== SOURCE MATERIAL

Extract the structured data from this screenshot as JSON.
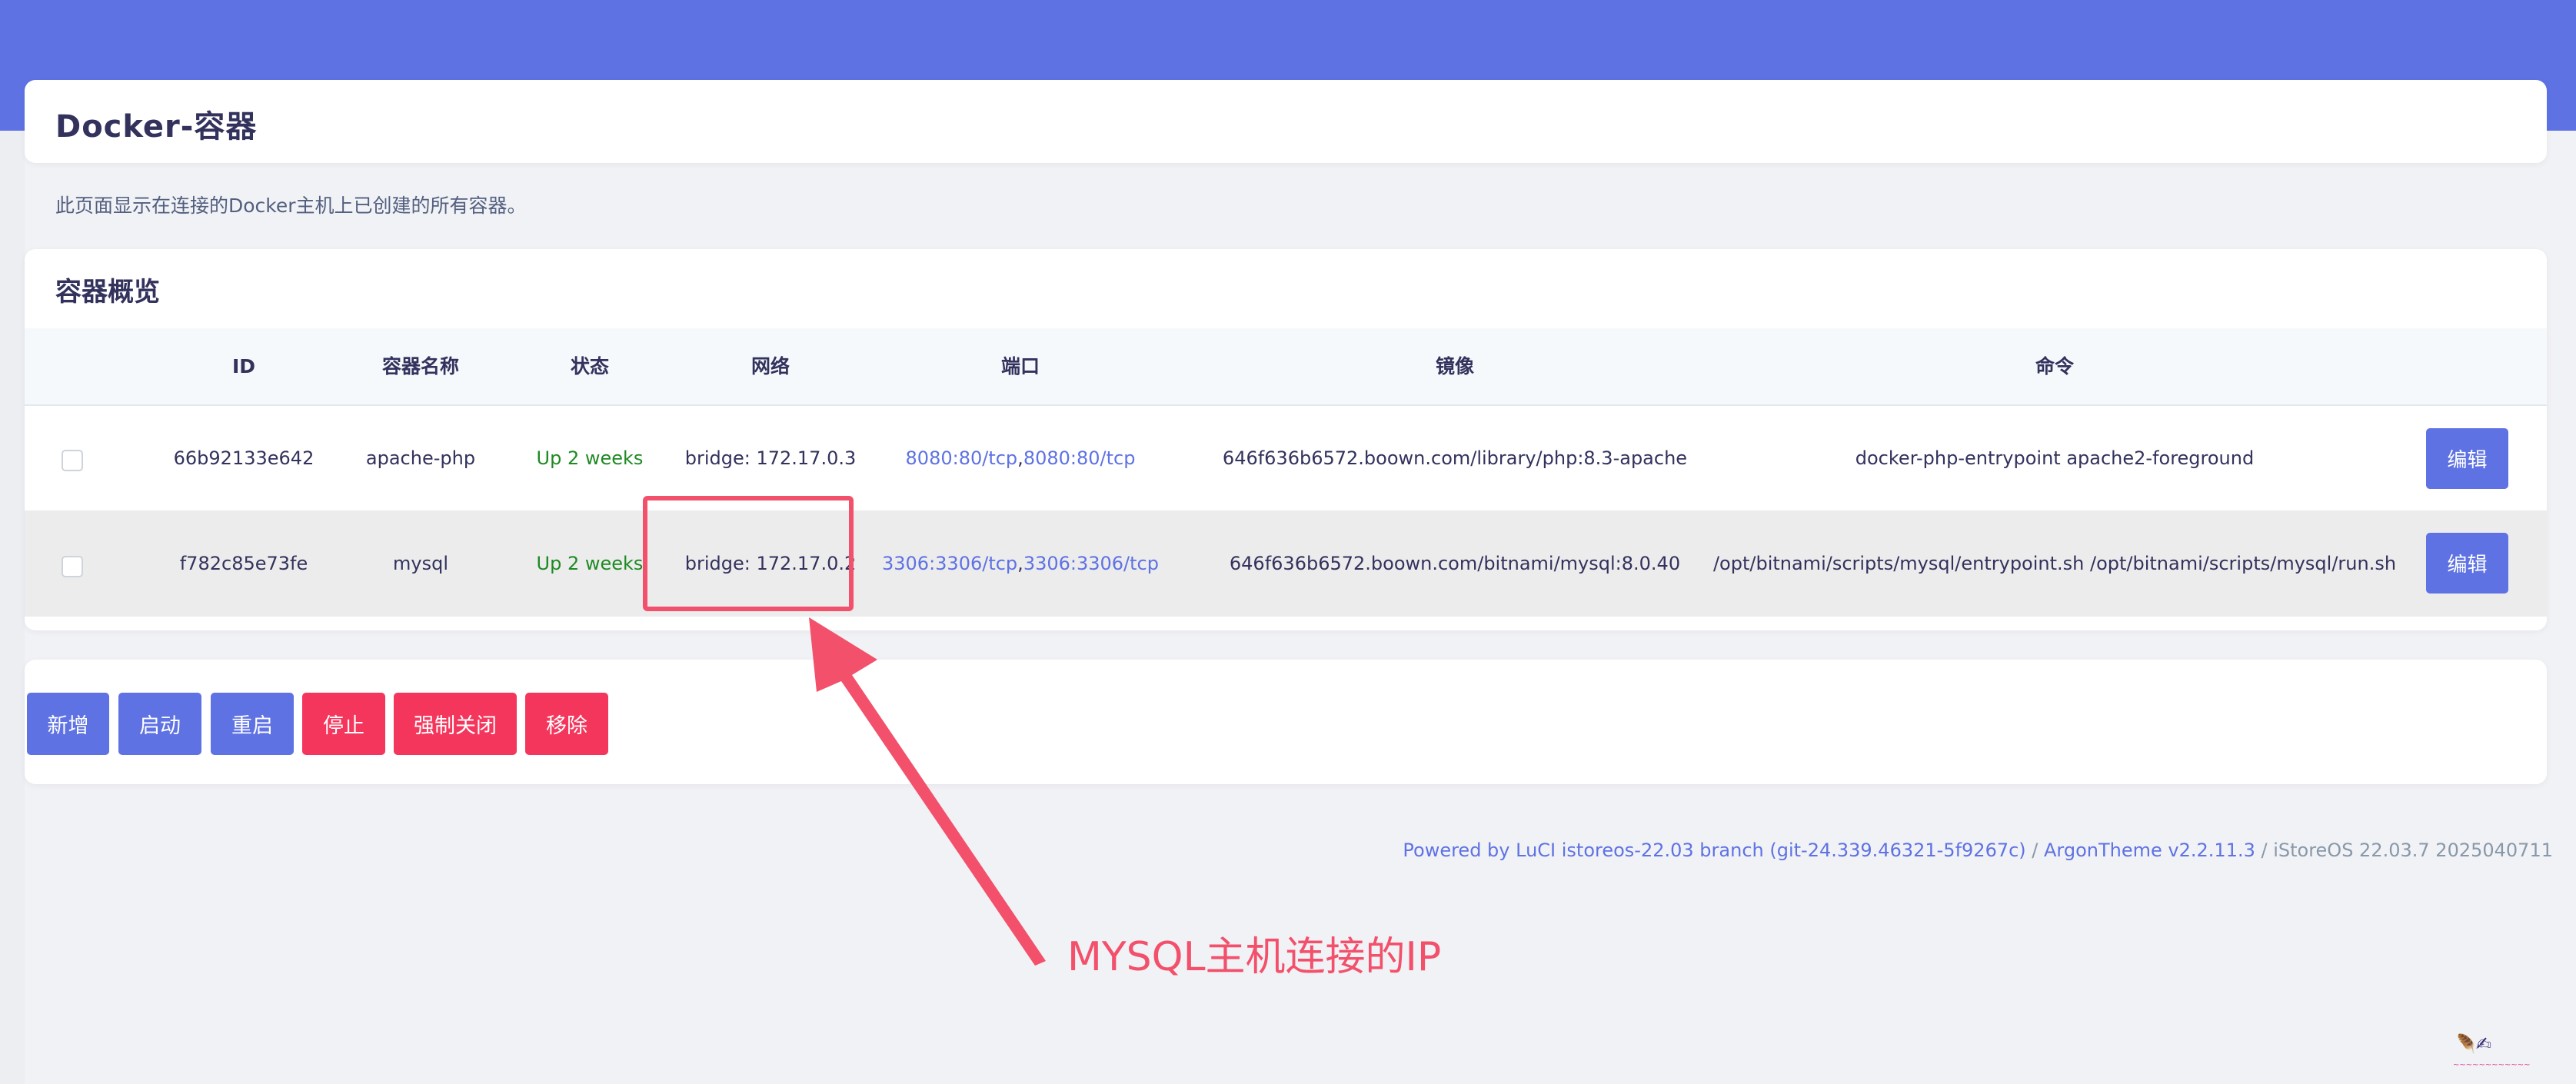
{
  "header": {
    "title": "Docker-容器",
    "description": "此页面显示在连接的Docker主机上已创建的所有容器。"
  },
  "overview": {
    "title": "容器概览",
    "columns": [
      "ID",
      "容器名称",
      "状态",
      "网络",
      "端口",
      "镜像",
      "命令"
    ],
    "rows": [
      {
        "id": "66b92133e642",
        "name": "apache-php",
        "status": "Up 2 weeks",
        "network": "bridge: 172.17.0.3",
        "port_a": "8080:80/tcp",
        "port_sep": ", ",
        "port_b": "8080:80/tcp",
        "image": "646f636b6572.boown.com/library/php:8.3-apache",
        "command": "docker-php-entrypoint apache2-foreground",
        "edit_label": "编辑"
      },
      {
        "id": "f782c85e73fe",
        "name": "mysql",
        "status": "Up 2 weeks",
        "network": "bridge: 172.17.0.2",
        "port_a": "3306:3306/tcp",
        "port_sep": ", ",
        "port_b": "3306:3306/tcp",
        "image": "646f636b6572.boown.com/bitnami/mysql:8.0.40",
        "command": "/opt/bitnami/scripts/mysql/entrypoint.sh /opt/bitnami/scripts/mysql/run.sh",
        "edit_label": "编辑"
      }
    ]
  },
  "actions": {
    "add": "新增",
    "start": "启动",
    "restart": "重启",
    "stop": "停止",
    "kill": "强制关闭",
    "remove": "移除"
  },
  "footer": {
    "powered": "Powered by LuCI istoreos-22.03 branch (git-24.339.46321-5f9267c)",
    "sep": " / ",
    "theme": "ArgonTheme v2.2.11.3",
    "version": "iStoreOS 22.03.7 2025040711"
  },
  "annotation": {
    "text": "MYSQL主机连接的IP"
  },
  "colors": {
    "primary": "#5e72e4",
    "danger": "#f5365c",
    "success": "#1e8a22",
    "annotation": "#f2506b"
  }
}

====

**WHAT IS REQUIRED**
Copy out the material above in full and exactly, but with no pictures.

**WRITTEN RESPONSE**
Extract the structured data from this screenshot as JSON.
{
  "header": {
    "title": "Docker-容器",
    "description": "此页面显示在连接的Docker主机上已创建的所有容器。"
  },
  "overview": {
    "title": "容器概览",
    "columns": [
      "ID",
      "容器名称",
      "状态",
      "网络",
      "端口",
      "镜像",
      "命令"
    ],
    "rows": [
      {
        "id": "66b92133e642",
        "name": "apache-php",
        "status": "Up 2 weeks",
        "network": "bridge: 172.17.0.3",
        "port_a": "8080:80/tcp",
        "port_sep": ", ",
        "port_b": "8080:80/tcp",
        "image": "646f636b6572.boown.com/library/php:8.3-apache",
        "command": "docker-php-entrypoint apache2-foreground",
        "edit_label": "编辑"
      },
      {
        "id": "f782c85e73fe",
        "name": "mysql",
        "status": "Up 2 weeks",
        "network": "bridge: 172.17.0.2",
        "port_a": "3306:3306/tcp",
        "port_sep": ", ",
        "port_b": "3306:3306/tcp",
        "image": "646f636b6572.boown.com/bitnami/mysql:8.0.40",
        "command": "/opt/bitnami/scripts/mysql/entrypoint.sh /opt/bitnami/scripts/mysql/run.sh",
        "edit_label": "编辑"
      }
    ]
  },
  "actions": {
    "add": "新增",
    "start": "启动",
    "restart": "重启",
    "stop": "停止",
    "kill": "强制关闭",
    "remove": "移除"
  },
  "footer": {
    "powered": "Powered by LuCI istoreos-22.03 branch (git-24.339.46321-5f9267c)",
    "sep": " / ",
    "theme": "ArgonTheme v2.2.11.3",
    "version": "iStoreOS 22.03.7 2025040711"
  },
  "annotation": {
    "text": "MYSQL主机连接的IP"
  },
  "colors": {
    "primary": "#5e72e4",
    "danger": "#f5365c",
    "success": "#1e8a22",
    "annotation": "#f2506b"
  }
}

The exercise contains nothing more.